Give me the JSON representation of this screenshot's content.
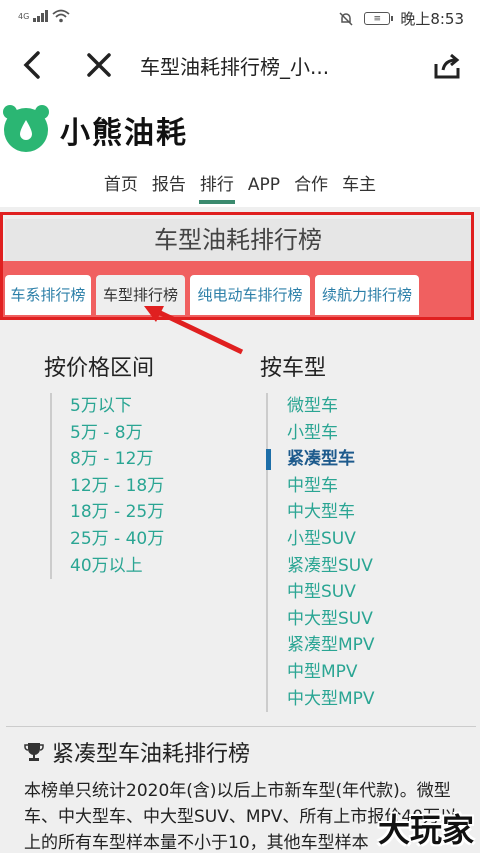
{
  "statusbar": {
    "network": "4G",
    "time": "晚上8:53",
    "battery_label": "≡"
  },
  "titlebar": {
    "title": "车型油耗排行榜_小..."
  },
  "logo": {
    "text": "小熊油耗",
    "brand_color": "#2bb673"
  },
  "nav": {
    "items": [
      {
        "label": "首页"
      },
      {
        "label": "报告"
      },
      {
        "label": "排行",
        "active": true
      },
      {
        "label": "APP"
      },
      {
        "label": "合作"
      },
      {
        "label": "车主"
      }
    ]
  },
  "rank": {
    "title": "车型油耗排行榜",
    "tabs": [
      {
        "label": "车系排行榜"
      },
      {
        "label": "车型排行榜",
        "active": true
      },
      {
        "label": "纯电动车排行榜"
      },
      {
        "label": "续航力排行榜"
      }
    ]
  },
  "price": {
    "heading": "按价格区间",
    "items": [
      "5万以下",
      "5万 - 8万",
      "8万 - 12万",
      "12万 - 18万",
      "18万 - 25万",
      "25万 - 40万",
      "40万以上"
    ]
  },
  "cartype": {
    "heading": "按车型",
    "items": [
      "微型车",
      "小型车",
      "紧凑型车",
      "中型车",
      "中大型车",
      "小型SUV",
      "紧凑型SUV",
      "中型SUV",
      "中大型SUV",
      "紧凑型MPV",
      "中型MPV",
      "中大型MPV"
    ],
    "active_index": 2
  },
  "section": {
    "title": "紧凑型车油耗排行榜",
    "desc": "本榜单只统计2020年(含)以后上市新车型(年代款)。微型车、中大型车、中大型SUV、MPV、所有上市报价40万以上的所有车型样本量不小于10，其他车型样本"
  },
  "watermark": "大玩家",
  "colors": {
    "accent": "#2aa593",
    "tab_band": "#f06060",
    "highlight_box": "#e02020"
  }
}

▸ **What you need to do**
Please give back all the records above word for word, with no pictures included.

▸ **Solution to this problem**
Give me the JSON representation of this screenshot's content.
{
  "statusbar": {
    "network": "4G",
    "time": "晚上8:53",
    "battery_label": "≡"
  },
  "titlebar": {
    "title": "车型油耗排行榜_小..."
  },
  "logo": {
    "text": "小熊油耗",
    "brand_color": "#2bb673"
  },
  "nav": {
    "items": [
      {
        "label": "首页"
      },
      {
        "label": "报告"
      },
      {
        "label": "排行",
        "active": true
      },
      {
        "label": "APP"
      },
      {
        "label": "合作"
      },
      {
        "label": "车主"
      }
    ]
  },
  "rank": {
    "title": "车型油耗排行榜",
    "tabs": [
      {
        "label": "车系排行榜"
      },
      {
        "label": "车型排行榜",
        "active": true
      },
      {
        "label": "纯电动车排行榜"
      },
      {
        "label": "续航力排行榜"
      }
    ]
  },
  "price": {
    "heading": "按价格区间",
    "items": [
      "5万以下",
      "5万 - 8万",
      "8万 - 12万",
      "12万 - 18万",
      "18万 - 25万",
      "25万 - 40万",
      "40万以上"
    ]
  },
  "cartype": {
    "heading": "按车型",
    "items": [
      "微型车",
      "小型车",
      "紧凑型车",
      "中型车",
      "中大型车",
      "小型SUV",
      "紧凑型SUV",
      "中型SUV",
      "中大型SUV",
      "紧凑型MPV",
      "中型MPV",
      "中大型MPV"
    ],
    "active_index": 2
  },
  "section": {
    "title": "紧凑型车油耗排行榜",
    "desc": "本榜单只统计2020年(含)以后上市新车型(年代款)。微型车、中大型车、中大型SUV、MPV、所有上市报价40万以上的所有车型样本量不小于10，其他车型样本"
  },
  "watermark": "大玩家",
  "colors": {
    "accent": "#2aa593",
    "tab_band": "#f06060",
    "highlight_box": "#e02020"
  }
}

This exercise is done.